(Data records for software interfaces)
*** Block opens ***

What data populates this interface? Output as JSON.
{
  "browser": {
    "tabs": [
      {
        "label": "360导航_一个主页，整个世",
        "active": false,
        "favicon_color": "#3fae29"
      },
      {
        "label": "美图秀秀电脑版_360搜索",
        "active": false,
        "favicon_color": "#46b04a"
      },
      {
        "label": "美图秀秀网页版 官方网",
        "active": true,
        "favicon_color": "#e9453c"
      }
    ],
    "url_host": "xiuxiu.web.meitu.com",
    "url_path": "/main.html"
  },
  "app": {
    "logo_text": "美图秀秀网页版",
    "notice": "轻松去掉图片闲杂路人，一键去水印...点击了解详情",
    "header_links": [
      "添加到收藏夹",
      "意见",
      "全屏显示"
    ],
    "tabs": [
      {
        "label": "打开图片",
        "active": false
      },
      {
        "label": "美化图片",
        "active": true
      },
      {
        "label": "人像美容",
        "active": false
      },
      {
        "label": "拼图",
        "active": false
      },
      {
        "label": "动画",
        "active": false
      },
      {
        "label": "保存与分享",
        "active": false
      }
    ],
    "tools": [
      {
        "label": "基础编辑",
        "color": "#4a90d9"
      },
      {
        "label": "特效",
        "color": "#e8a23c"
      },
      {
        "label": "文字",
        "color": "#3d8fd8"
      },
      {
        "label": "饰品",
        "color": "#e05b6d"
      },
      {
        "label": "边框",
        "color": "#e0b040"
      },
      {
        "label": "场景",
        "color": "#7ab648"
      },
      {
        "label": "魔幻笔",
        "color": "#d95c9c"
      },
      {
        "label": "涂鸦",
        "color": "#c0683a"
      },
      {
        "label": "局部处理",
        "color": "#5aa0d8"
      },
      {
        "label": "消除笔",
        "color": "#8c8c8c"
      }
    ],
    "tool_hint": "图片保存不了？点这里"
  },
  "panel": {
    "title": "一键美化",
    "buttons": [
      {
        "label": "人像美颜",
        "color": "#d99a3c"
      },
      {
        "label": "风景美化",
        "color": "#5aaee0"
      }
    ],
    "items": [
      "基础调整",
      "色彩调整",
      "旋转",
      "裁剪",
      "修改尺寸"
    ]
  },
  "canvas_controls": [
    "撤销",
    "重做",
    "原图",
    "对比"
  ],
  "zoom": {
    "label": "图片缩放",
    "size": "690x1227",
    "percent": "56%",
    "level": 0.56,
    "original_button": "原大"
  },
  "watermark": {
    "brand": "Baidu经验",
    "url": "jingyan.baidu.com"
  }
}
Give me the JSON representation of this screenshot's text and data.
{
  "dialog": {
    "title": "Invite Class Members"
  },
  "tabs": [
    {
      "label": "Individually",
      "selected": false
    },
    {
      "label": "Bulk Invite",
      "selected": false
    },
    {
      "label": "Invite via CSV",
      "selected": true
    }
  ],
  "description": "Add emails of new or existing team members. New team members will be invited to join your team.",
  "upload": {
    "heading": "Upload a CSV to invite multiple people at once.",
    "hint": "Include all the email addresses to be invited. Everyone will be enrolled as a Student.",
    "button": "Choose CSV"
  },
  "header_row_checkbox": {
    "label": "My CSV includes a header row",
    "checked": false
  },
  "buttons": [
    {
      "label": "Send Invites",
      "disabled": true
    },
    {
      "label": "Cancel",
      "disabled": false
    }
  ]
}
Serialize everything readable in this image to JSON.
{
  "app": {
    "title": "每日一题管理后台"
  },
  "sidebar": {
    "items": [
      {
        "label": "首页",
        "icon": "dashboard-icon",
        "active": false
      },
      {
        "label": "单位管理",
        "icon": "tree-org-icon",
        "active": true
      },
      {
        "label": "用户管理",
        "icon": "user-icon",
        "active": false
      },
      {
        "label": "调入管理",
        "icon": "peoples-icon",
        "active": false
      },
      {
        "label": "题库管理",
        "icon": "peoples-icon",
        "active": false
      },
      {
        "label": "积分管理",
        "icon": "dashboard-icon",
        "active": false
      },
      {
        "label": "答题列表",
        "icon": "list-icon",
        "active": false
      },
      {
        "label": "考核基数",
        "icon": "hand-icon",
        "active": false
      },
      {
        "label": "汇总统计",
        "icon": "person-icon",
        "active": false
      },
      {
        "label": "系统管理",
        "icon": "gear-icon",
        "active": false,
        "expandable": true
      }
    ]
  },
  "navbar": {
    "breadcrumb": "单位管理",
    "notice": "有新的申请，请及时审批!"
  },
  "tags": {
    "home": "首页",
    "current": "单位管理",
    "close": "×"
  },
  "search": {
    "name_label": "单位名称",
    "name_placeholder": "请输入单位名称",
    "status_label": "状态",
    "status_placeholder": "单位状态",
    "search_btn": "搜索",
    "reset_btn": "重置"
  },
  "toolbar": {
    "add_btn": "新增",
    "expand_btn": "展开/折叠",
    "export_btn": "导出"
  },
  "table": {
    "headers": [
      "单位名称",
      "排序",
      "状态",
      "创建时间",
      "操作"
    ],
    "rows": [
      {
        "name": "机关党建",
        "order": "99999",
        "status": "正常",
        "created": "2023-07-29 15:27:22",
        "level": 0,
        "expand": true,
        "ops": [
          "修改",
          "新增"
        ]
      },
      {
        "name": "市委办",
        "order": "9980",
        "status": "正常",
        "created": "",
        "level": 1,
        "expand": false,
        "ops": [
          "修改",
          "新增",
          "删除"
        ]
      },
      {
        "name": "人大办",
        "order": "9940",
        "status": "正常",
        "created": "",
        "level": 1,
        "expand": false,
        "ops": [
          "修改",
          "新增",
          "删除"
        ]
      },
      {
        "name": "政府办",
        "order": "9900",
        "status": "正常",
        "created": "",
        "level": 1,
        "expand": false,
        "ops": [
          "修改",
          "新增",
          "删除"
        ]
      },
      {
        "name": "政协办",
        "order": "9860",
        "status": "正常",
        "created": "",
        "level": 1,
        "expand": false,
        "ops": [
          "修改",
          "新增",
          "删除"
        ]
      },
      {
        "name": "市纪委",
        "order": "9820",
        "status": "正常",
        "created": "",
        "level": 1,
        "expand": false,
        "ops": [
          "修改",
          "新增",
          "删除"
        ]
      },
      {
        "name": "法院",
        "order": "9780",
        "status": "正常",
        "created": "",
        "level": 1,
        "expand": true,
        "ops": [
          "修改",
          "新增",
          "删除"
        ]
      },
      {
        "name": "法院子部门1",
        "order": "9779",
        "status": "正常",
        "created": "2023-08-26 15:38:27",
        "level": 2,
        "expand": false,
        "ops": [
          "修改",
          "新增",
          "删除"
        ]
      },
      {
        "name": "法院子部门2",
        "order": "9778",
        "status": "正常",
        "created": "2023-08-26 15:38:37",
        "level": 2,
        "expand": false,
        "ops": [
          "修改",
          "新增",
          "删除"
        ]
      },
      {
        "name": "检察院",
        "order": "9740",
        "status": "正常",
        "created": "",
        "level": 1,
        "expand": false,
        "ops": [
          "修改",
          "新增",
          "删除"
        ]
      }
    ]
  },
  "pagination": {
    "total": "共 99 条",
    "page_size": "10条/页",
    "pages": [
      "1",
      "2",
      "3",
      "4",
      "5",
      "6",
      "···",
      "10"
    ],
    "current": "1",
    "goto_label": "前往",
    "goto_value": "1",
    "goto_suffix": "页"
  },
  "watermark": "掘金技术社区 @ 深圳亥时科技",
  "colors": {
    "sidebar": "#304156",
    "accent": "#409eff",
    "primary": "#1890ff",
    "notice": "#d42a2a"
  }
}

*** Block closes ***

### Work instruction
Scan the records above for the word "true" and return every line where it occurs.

### Solved exercise
        "active": true,
        "active": true
      "selected": true
      "disabled": true
        "active": true
        "expandable": true
        "expand": true,
        "expand": true,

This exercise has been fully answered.